Wrenn and Six has somehow flown under the radar as one of the most obnoxious designs in Modern: a cheap card that severely limits which creatures you can justify playing, gives fetchlands yet more help that they really don’t need, and usually ends up in you taking the same game action every turn (often with a round of shuffling involved). Boseiju lets Wrenn unleash a fresh hell on the format: a recursive removal spell that forces the opponent to search and shuffle every turn if they want to have any resources left.
The first Boseiju is a shoe-in for any Wrenn deck. Additional copies may be harder to fit, especially for a deck like Four-Color Control (Yorion) that has specific colored mana requirements that Boseiju doesn’t help with, but a less colorful deck can lean on this harder. A normal Gruul Midrange will enjoy this interaction, but it lets you pursue a highly abnormal Gruul deck too:
Boseiju may finally drag Life from the Loam into Modern in a big way, but I’m very excited for that setup in Legacy. The Lands decks now have a flexible, reusable answer to whatever ails them. You can lock the opponent out of doing anything useful over time or swat away a Wasteland or Karakas to enable a fast Dark Depths + Thespian’s Stage kill.

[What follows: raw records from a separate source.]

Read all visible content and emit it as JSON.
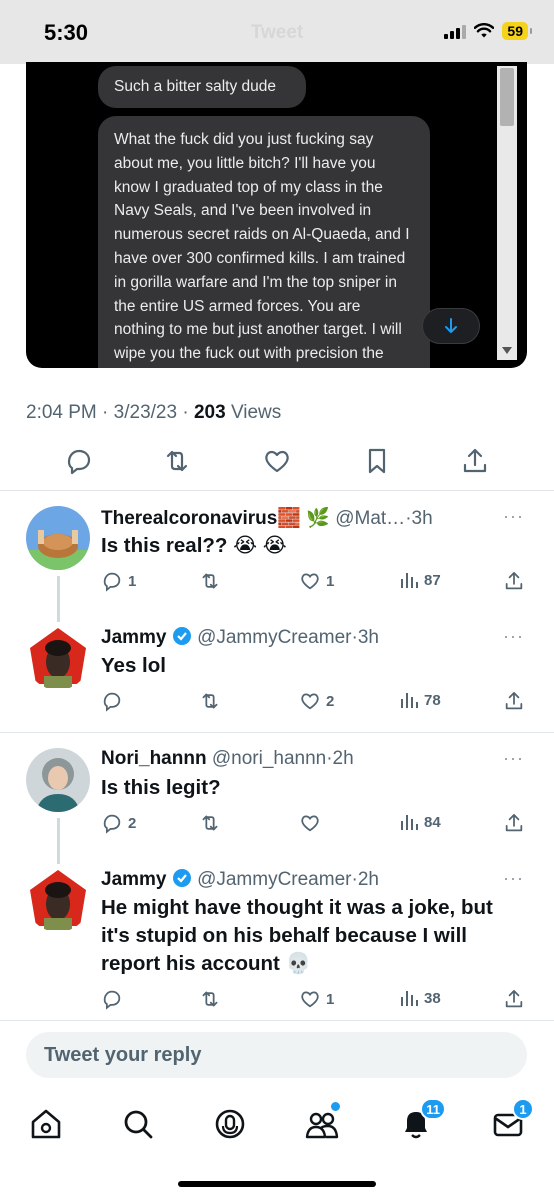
{
  "status_bar": {
    "time": "5:30",
    "faded_title": "Tweet",
    "battery": "59"
  },
  "media": {
    "bubble_short": "Such a bitter salty dude",
    "bubble_long": "What the fuck did you just fucking say about me, you little bitch? I'll have you know I graduated top of my class in the Navy Seals, and I've been involved in numerous secret raids on Al-Quaeda, and I have over 300 confirmed kills. I am trained in gorilla warfare and I'm the top sniper in the entire US armed forces. You are nothing to me but just another target. I will wipe you the fuck out with precision the likes of which has",
    "jump_icon": "arrow-down-icon"
  },
  "tweet_meta": {
    "time": "2:04 PM",
    "date": "3/23/23",
    "views_count": "203",
    "views_label": "Views"
  },
  "replies": [
    {
      "name": "Therealcoronavirus",
      "emoji": "🧱 🌿",
      "handle": "@Mat…",
      "age": "3h",
      "text": "Is this real?? 😭 😭",
      "replies": "1",
      "retweets": "",
      "likes": "1",
      "views": "87"
    },
    {
      "name": "Jammy",
      "handle": "@JammyCreamer",
      "age": "3h",
      "text": "Yes lol",
      "replies": "",
      "retweets": "",
      "likes": "2",
      "views": "78"
    },
    {
      "name": "Nori_hannn",
      "handle": "@nori_hannn",
      "age": "2h",
      "text": "Is this legit?",
      "replies": "2",
      "retweets": "",
      "likes": "",
      "views": "84"
    },
    {
      "name": "Jammy",
      "handle": "@JammyCreamer",
      "age": "2h",
      "text": "He might have thought it was a joke, but it's stupid on his behalf because I will report his account 💀",
      "replies": "",
      "retweets": "",
      "likes": "1",
      "views": "38"
    }
  ],
  "composer": {
    "placeholder": "Tweet your reply"
  },
  "tabbar": {
    "notifications_badge": "11",
    "messages_badge": "1"
  },
  "colors": {
    "accent": "#1d9bf0",
    "secondary_text": "#536471",
    "battery": "#f5d21b"
  }
}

The list of cards legal in Vintage but not Legacy are largely absurdly powerful artifacts, enchantments, and nonbasic lands. Boseiju is an excellent catch-all against most of the egregious nonsense in the format – if you live that long!
I’ll let Sheldon handle the card’s role in Commander. This is ‘just’ a strong removal spell in Limited. Suffice to say, if you’re playing a Constructed format where you can register Boseiju, that format is about to change in a big way.